- What you have to do
Would you retype every line below without changing anything?
*** Material for this exercise ***
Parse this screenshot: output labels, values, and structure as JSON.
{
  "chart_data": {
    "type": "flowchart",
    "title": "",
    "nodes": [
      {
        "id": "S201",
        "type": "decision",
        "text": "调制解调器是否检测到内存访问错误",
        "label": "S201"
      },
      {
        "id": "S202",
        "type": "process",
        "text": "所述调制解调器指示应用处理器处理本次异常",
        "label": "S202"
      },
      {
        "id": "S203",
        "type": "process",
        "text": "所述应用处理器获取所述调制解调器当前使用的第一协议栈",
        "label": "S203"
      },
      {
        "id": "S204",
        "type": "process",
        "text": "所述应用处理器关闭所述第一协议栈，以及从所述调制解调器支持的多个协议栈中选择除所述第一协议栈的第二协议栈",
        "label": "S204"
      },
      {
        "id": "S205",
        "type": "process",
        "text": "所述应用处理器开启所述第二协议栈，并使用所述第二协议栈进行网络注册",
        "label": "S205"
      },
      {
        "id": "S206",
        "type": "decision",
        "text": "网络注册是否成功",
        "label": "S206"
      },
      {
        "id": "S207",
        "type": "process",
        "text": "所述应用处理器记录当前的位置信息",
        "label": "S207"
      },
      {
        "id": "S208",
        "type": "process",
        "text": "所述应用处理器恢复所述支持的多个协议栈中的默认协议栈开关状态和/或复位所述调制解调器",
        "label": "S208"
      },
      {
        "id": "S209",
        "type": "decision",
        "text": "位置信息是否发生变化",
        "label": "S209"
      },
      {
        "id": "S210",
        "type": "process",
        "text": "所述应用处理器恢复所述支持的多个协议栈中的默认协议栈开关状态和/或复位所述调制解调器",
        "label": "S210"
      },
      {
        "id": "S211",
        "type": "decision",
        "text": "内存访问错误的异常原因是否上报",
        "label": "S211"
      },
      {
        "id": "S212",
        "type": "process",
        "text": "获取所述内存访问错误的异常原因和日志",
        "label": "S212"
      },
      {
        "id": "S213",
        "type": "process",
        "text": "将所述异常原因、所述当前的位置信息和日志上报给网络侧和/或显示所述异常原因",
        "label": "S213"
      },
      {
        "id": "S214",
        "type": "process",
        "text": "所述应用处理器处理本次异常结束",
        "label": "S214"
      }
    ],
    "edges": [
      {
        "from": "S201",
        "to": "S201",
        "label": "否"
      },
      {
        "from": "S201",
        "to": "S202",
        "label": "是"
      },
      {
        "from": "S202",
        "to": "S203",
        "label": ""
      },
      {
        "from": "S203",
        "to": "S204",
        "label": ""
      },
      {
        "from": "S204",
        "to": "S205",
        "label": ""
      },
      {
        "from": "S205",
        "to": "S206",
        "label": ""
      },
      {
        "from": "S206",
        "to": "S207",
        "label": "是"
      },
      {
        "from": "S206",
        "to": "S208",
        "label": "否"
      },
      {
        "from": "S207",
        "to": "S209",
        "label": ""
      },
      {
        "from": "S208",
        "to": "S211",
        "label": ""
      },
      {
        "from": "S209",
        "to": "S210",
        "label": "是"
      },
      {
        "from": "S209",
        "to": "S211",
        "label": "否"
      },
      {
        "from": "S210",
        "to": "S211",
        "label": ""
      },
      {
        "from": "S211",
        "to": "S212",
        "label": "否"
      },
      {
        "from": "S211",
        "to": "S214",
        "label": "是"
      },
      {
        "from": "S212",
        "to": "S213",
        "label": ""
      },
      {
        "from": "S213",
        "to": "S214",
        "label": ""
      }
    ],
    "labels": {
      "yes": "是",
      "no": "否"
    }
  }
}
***
- Answer for the task
Parse this screenshot: output labels, values, and structure as JSON.
{
  "chart_data": {
    "type": "flowchart",
    "title": "",
    "nodes": [
      {
        "id": "S201",
        "type": "decision",
        "text": "调制解调器是否检测到内存访问错误",
        "label": "S201"
      },
      {
        "id": "S202",
        "type": "process",
        "text": "所述调制解调器指示应用处理器处理本次异常",
        "label": "S202"
      },
      {
        "id": "S203",
        "type": "process",
        "text": "所述应用处理器获取所述调制解调器当前使用的第一协议栈",
        "label": "S203"
      },
      {
        "id": "S204",
        "type": "process",
        "text": "所述应用处理器关闭所述第一协议栈，以及从所述调制解调器支持的多个协议栈中选择除所述第一协议栈的第二协议栈",
        "label": "S204"
      },
      {
        "id": "S205",
        "type": "process",
        "text": "所述应用处理器开启所述第二协议栈，并使用所述第二协议栈进行网络注册",
        "label": "S205"
      },
      {
        "id": "S206",
        "type": "decision",
        "text": "网络注册是否成功",
        "label": "S206"
      },
      {
        "id": "S207",
        "type": "process",
        "text": "所述应用处理器记录当前的位置信息",
        "label": "S207"
      },
      {
        "id": "S208",
        "type": "process",
        "text": "所述应用处理器恢复所述支持的多个协议栈中的默认协议栈开关状态和/或复位所述调制解调器",
        "label": "S208"
      },
      {
        "id": "S209",
        "type": "decision",
        "text": "位置信息是否发生变化",
        "label": "S209"
      },
      {
        "id": "S210",
        "type": "process",
        "text": "所述应用处理器恢复所述支持的多个协议栈中的默认协议栈开关状态和/或复位所述调制解调器",
        "label": "S210"
      },
      {
        "id": "S211",
        "type": "decision",
        "text": "内存访问错误的异常原因是否上报",
        "label": "S211"
      },
      {
        "id": "S212",
        "type": "process",
        "text": "获取所述内存访问错误的异常原因和日志",
        "label": "S212"
      },
      {
        "id": "S213",
        "type": "process",
        "text": "将所述异常原因、所述当前的位置信息和日志上报给网络侧和/或显示所述异常原因",
        "label": "S213"
      },
      {
        "id": "S214",
        "type": "process",
        "text": "所述应用处理器处理本次异常结束",
        "label": "S214"
      }
    ],
    "edges": [
      {
        "from": "S201",
        "to": "S201",
        "label": "否"
      },
      {
        "from": "S201",
        "to": "S202",
        "label": "是"
      },
      {
        "from": "S202",
        "to": "S203",
        "label": ""
      },
      {
        "from": "S203",
        "to": "S204",
        "label": ""
      },
      {
        "from": "S204",
        "to": "S205",
        "label": ""
      },
      {
        "from": "S205",
        "to": "S206",
        "label": ""
      },
      {
        "from": "S206",
        "to": "S207",
        "label": "是"
      },
      {
        "from": "S206",
        "to": "S208",
        "label": "否"
      },
      {
        "from": "S207",
        "to": "S209",
        "label": ""
      },
      {
        "from": "S208",
        "to": "S211",
        "label": ""
      },
      {
        "from": "S209",
        "to": "S210",
        "label": "是"
      },
      {
        "from": "S209",
        "to": "S211",
        "label": "否"
      },
      {
        "from": "S210",
        "to": "S211",
        "label": ""
      },
      {
        "from": "S211",
        "to": "S212",
        "label": "否"
      },
      {
        "from": "S211",
        "to": "S214",
        "label": "是"
      },
      {
        "from": "S212",
        "to": "S213",
        "label": ""
      },
      {
        "from": "S213",
        "to": "S214",
        "label": ""
      }
    ],
    "labels": {
      "yes": "是",
      "no": "否"
    }
  }
}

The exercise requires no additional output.